Boulez’s approach to Mahler (like his Wagner) has been strongly Debussian from the beginning, and this fifth is one of the most pointedly Debussian, for this is not the stereotypical approach of hazy impressionism, but the diaphanous prism of ‘Jeux”.

For, the most part, Mahler shed his Wunderhorn skin with this pivotal work and so too does Boulez divorce the work from the nostalgic associations it has since acquired (Kennedy’s funeral, “Death in Venice”), yet he doesn’t jump the gun towards an easily predictable, superficial route to clarify his point. He savors the adagietto as an unraveling composition in it’s own right, drawing out every nuanced color,yet without over sentimentality.

Boulez yields supreme control over the whole canvas and there is elegance aplenty.
This is a challenging performance and, upon repeated listening, yields many surprises and rewards.

* My take on the Boulez Mahler lieder from a 2005 Fringe post. 5 years later, it is still the one I always pull out. Posting it here, along with my take on Boulez’s M2,  and M5 (strangely, I never wrote on his M7, possibly his most idiosyncratic Mahler and, therefore, my favorite).  DG will be releasing Boulez’ adagio from the M10, later this year (You have to give it to Boulez, he has never accepted the Cooke addition as valid and still refuses to conduct it, regardless of how popular it has become. His Sony recording of the M10 adagio was once described as having the quality of steel and I agree).

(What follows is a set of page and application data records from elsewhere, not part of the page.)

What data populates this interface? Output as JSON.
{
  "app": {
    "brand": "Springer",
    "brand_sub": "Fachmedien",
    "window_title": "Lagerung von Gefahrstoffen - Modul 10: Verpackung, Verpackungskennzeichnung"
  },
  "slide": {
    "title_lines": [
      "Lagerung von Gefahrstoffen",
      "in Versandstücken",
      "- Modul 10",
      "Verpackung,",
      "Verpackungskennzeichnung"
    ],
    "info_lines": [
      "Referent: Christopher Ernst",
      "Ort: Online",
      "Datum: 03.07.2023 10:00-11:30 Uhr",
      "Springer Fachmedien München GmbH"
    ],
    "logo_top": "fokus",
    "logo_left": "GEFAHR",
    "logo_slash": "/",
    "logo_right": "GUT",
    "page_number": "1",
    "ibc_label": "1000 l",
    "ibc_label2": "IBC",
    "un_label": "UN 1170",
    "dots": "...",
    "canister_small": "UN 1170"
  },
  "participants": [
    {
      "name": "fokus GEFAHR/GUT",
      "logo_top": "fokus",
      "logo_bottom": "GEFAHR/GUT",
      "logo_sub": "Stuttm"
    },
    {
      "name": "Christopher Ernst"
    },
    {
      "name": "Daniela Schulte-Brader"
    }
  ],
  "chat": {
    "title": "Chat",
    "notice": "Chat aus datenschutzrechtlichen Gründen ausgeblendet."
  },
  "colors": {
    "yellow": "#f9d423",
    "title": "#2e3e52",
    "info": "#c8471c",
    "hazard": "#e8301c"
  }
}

Of course, DG will undoubtedly release that with a coupling and I am hoping they do so with Boulez’s Bruckner 7th or 9th, both of which he has performed in Chicago. Boulez’s DG recording of the Bruckner 8th stunned many, myself included.